The Washington Post reports that scientists in Oregon have developed a way to get stem cells from cloned human embryos. (For the über-ho-hum, click here for NPR's piece.)
The nonchalance with which this is reported makes me wonder if I missed the memo? Have we already crossed that bridge into human cloning? I knew about the sheep. Seems like a relatively "big deal" but this is the only story I've seen thus far, other than a blog post on the subject.
Anyway, reading along, we learn that "few experts think that production of stem cells through cloning is likely to be medically useful soon, or possibly ever."
So human embryos are being cloned for the sake of harvesting cells and creating organs, and there's little evidence this will actually produce meaningful results. Meanwhile, "a far less controversial way to get stem cells is now available [and] involves reprogramming mature cells (often ones taken from the skin)..."

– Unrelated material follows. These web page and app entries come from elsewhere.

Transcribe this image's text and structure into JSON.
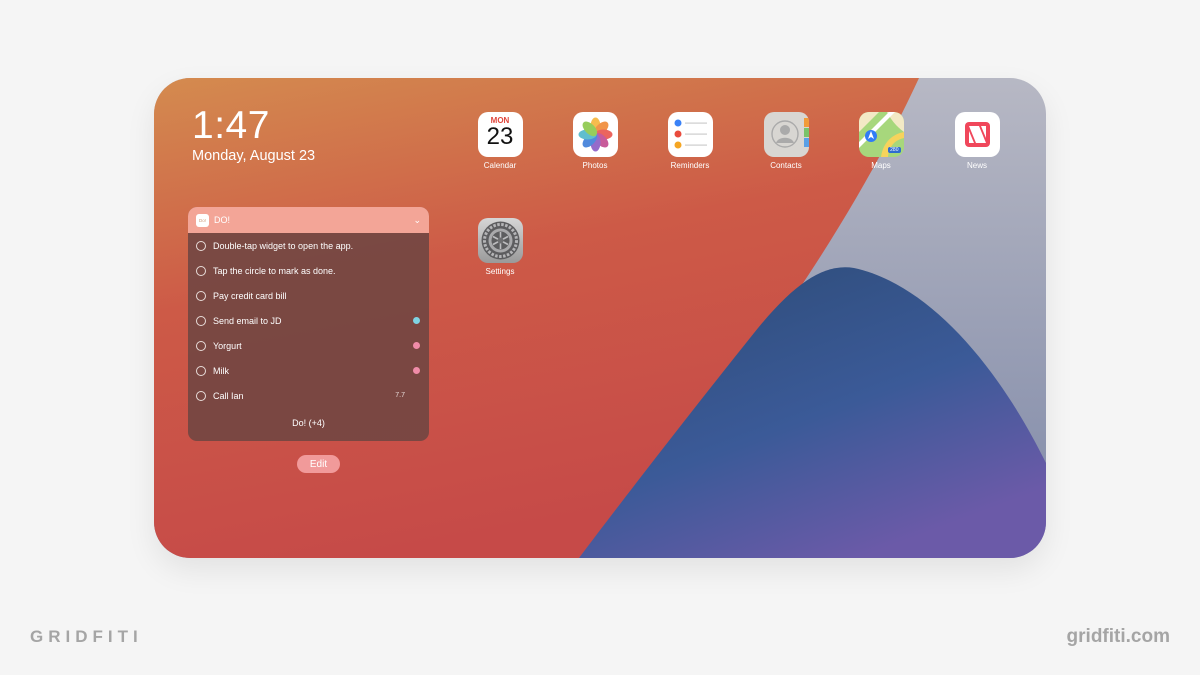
{
  "status": {
    "time": "1:47",
    "date": "Monday, August 23"
  },
  "widget": {
    "app_icon_text": "Do!",
    "title": "DO!",
    "items": [
      {
        "text": "Double-tap widget to open the app.",
        "dot": "",
        "meta": ""
      },
      {
        "text": "Tap the circle to mark as done.",
        "dot": "",
        "meta": ""
      },
      {
        "text": "Pay credit card bill",
        "dot": "",
        "meta": ""
      },
      {
        "text": "Send email to JD",
        "dot": "#7fd3e3",
        "meta": ""
      },
      {
        "text": "Yorgurt",
        "dot": "#f08ca8",
        "meta": ""
      },
      {
        "text": "Milk",
        "dot": "#f08ca8",
        "meta": ""
      },
      {
        "text": "Call Ian",
        "dot": "",
        "meta": "7.7"
      }
    ],
    "footer": "Do! (+4)"
  },
  "edit_label": "Edit",
  "apps": {
    "calendar": {
      "label": "Calendar",
      "month": "MON",
      "day": "23"
    },
    "photos": {
      "label": "Photos"
    },
    "reminders": {
      "label": "Reminders"
    },
    "contacts": {
      "label": "Contacts"
    },
    "maps": {
      "label": "Maps",
      "badge": "280"
    },
    "news": {
      "label": "News"
    },
    "settings": {
      "label": "Settings"
    }
  },
  "brand": {
    "left": "GRIDFITI",
    "right": "gridfiti.com"
  }
}
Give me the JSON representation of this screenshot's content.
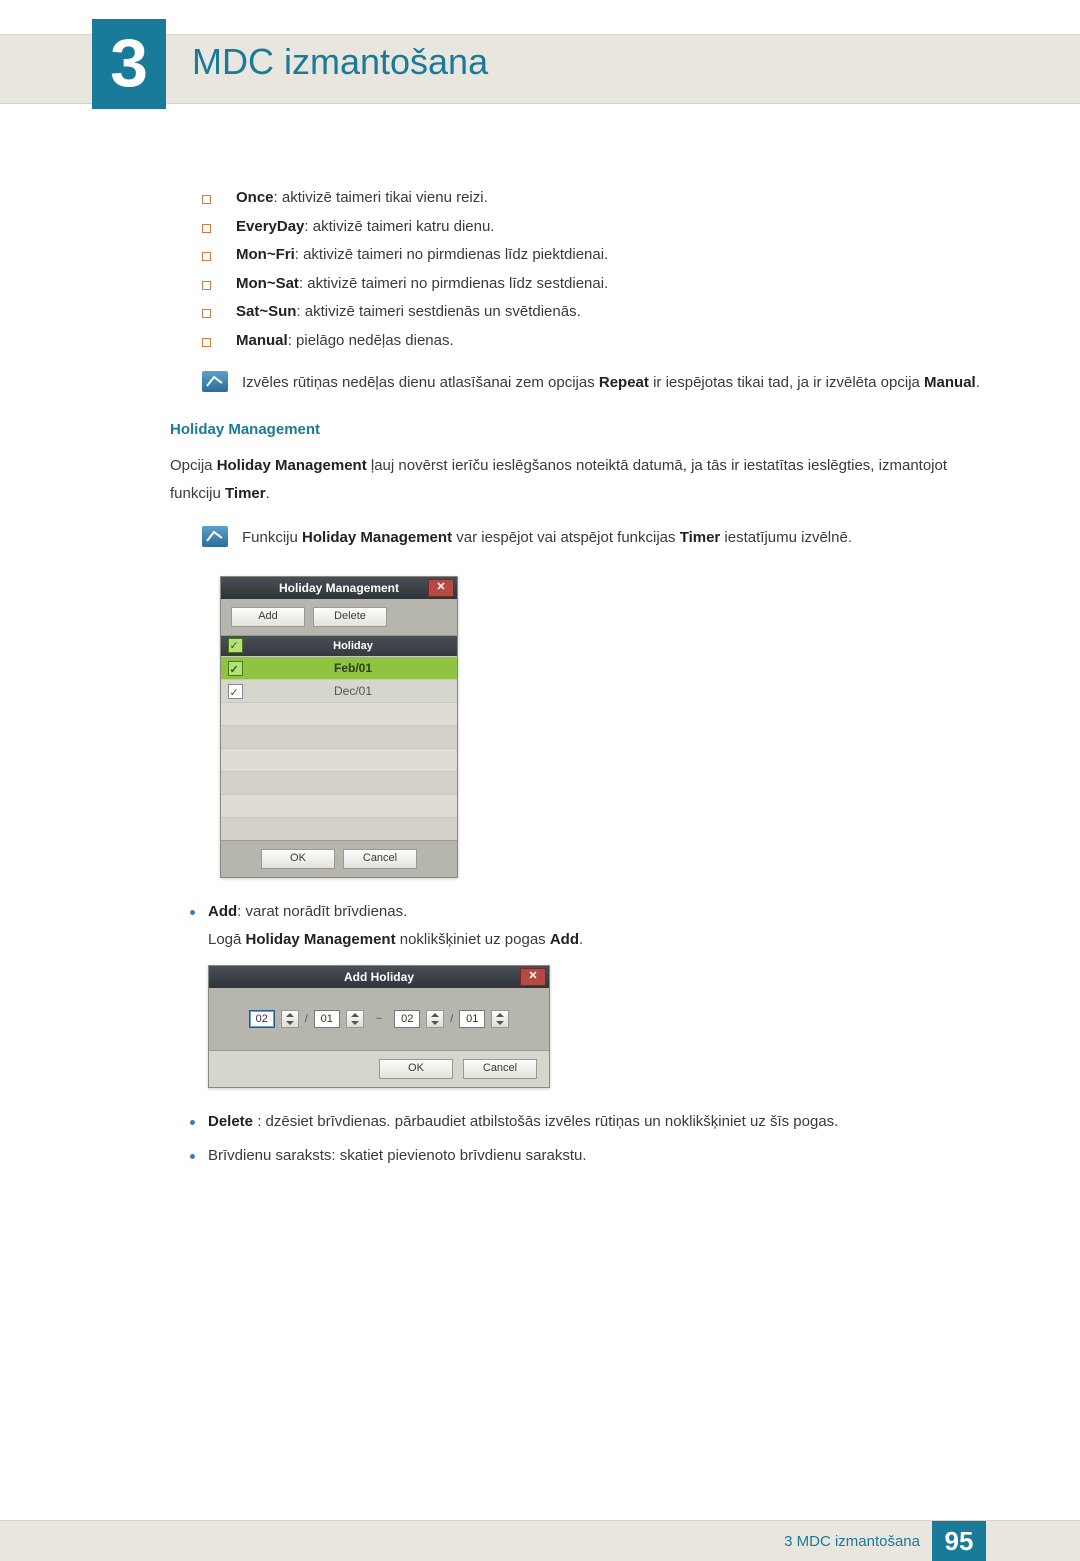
{
  "chapter": {
    "number": "3",
    "title": "MDC izmantošana"
  },
  "options": [
    {
      "term": "Once",
      "desc": ": aktivizē taimeri tikai vienu reizi."
    },
    {
      "term": "EveryDay",
      "desc": ": aktivizē taimeri katru dienu."
    },
    {
      "term": "Mon~Fri",
      "desc": ": aktivizē taimeri no pirmdienas līdz piektdienai."
    },
    {
      "term": "Mon~Sat",
      "desc": ": aktivizē taimeri no pirmdienas līdz sestdienai."
    },
    {
      "term": "Sat~Sun",
      "desc": ": aktivizē taimeri sestdienās un svētdienās."
    },
    {
      "term": "Manual",
      "desc": ": pielāgo nedēļas dienas."
    }
  ],
  "note1_pre": "Izvēles rūtiņas nedēļas dienu atlasīšanai zem opcijas ",
  "note1_b1": "Repeat",
  "note1_mid": " ir iespējotas tikai tad, ja ir izvēlēta opcija ",
  "note1_b2": "Manual",
  "note1_end": ".",
  "section_holiday": "Holiday Management",
  "holiday_para_pre": "Opcija ",
  "holiday_para_b1": "Holiday Management",
  "holiday_para_mid": " ļauj novērst ierīču ieslēgšanos noteiktā datumā, ja tās ir iestatītas ieslēgties, izmantojot funkciju ",
  "holiday_para_b2": "Timer",
  "holiday_para_end": ".",
  "note2_pre": "Funkciju ",
  "note2_b1": "Holiday Management",
  "note2_mid": " var iespējot vai atspējot funkcijas ",
  "note2_b2": "Timer",
  "note2_end": " iestatījumu izvēlnē.",
  "hm_dialog": {
    "title": "Holiday Management",
    "add": "Add",
    "delete": "Delete",
    "holiday_header": "Holiday",
    "rows": [
      {
        "date": "Feb/01",
        "selected": true
      },
      {
        "date": "Dec/01",
        "selected": false
      }
    ],
    "ok": "OK",
    "cancel": "Cancel"
  },
  "bullets": {
    "add_term": "Add",
    "add_desc": ": varat norādīt brīvdienas.",
    "add_line2_pre": "Logā ",
    "add_line2_b1": "Holiday Management",
    "add_line2_mid": " noklikšķiniet uz pogas ",
    "add_line2_b2": "Add",
    "add_line2_end": ".",
    "delete_term": "Delete",
    "delete_desc": " : dzēsiet brīvdienas. pārbaudiet atbilstošās izvēles rūtiņas un noklikšķiniet uz šīs pogas.",
    "list_desc": "Brīvdienu saraksts: skatiet pievienoto brīvdienu sarakstu."
  },
  "ah_dialog": {
    "title": "Add Holiday",
    "m1": "02",
    "d1": "01",
    "m2": "02",
    "d2": "01",
    "ok": "OK",
    "cancel": "Cancel"
  },
  "footer": {
    "text": "3 MDC izmantošana",
    "page": "95"
  }
}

In one method, the human person is objectified and exploited--created by man, only to be used and destroyed. In the other, an adult cell is reprogrammed, with no harm occurring to the donor and no human embryo being destroyed.
"...In one experiment, eight oocytes harvested from one woman produced five blastocysts and four embryonic stem cell lines — a success rate virtually unseen in other animals.Rather than blastocysts being implanted, however, they are being destroyed for their stem cells. In the meantime, a young donor, compensated finely for her eggs, continues on, ultimately unaware of their fate. Her egg has become part of a cloned human embryo, and then destroyed. It's all so bizarre.
"The blastocysts could be implanted in a woman’s uterus. It might develop into a fetus. Most cloned animals, however, turn out to have major health problems and shortened lives."
“We just need to make sure it’s clear to the public that no one in their right mind would want to do that. There is no intent to do reproductive cloning. None at all,” Gearhart said.But you are already not in your right mind. Respectfully.
What if the technology to clone humans was developed to the point where a resulting human was healthy and otherwise normal? This is a market waiting to be tapped; medical tourism will continue to thrive. If buying children of a particular gender is currently met with praise rather than criticism, I fail to feel reassured by scientist Gearheart's statement.
As long as the little clone children are not perfect and healthy, we're probably in the clear. But custom-ordering a child? Recreating a child? Recreating oneself? The possibilities are, unfortunately, endless, and science, without an objective moral compass, is just that.
Read this book (new translation here). And this one.
Rebecca Taylor covers this story here on her wonderful blog. I really need to spend more time familiarizing myself with the material she has compiled.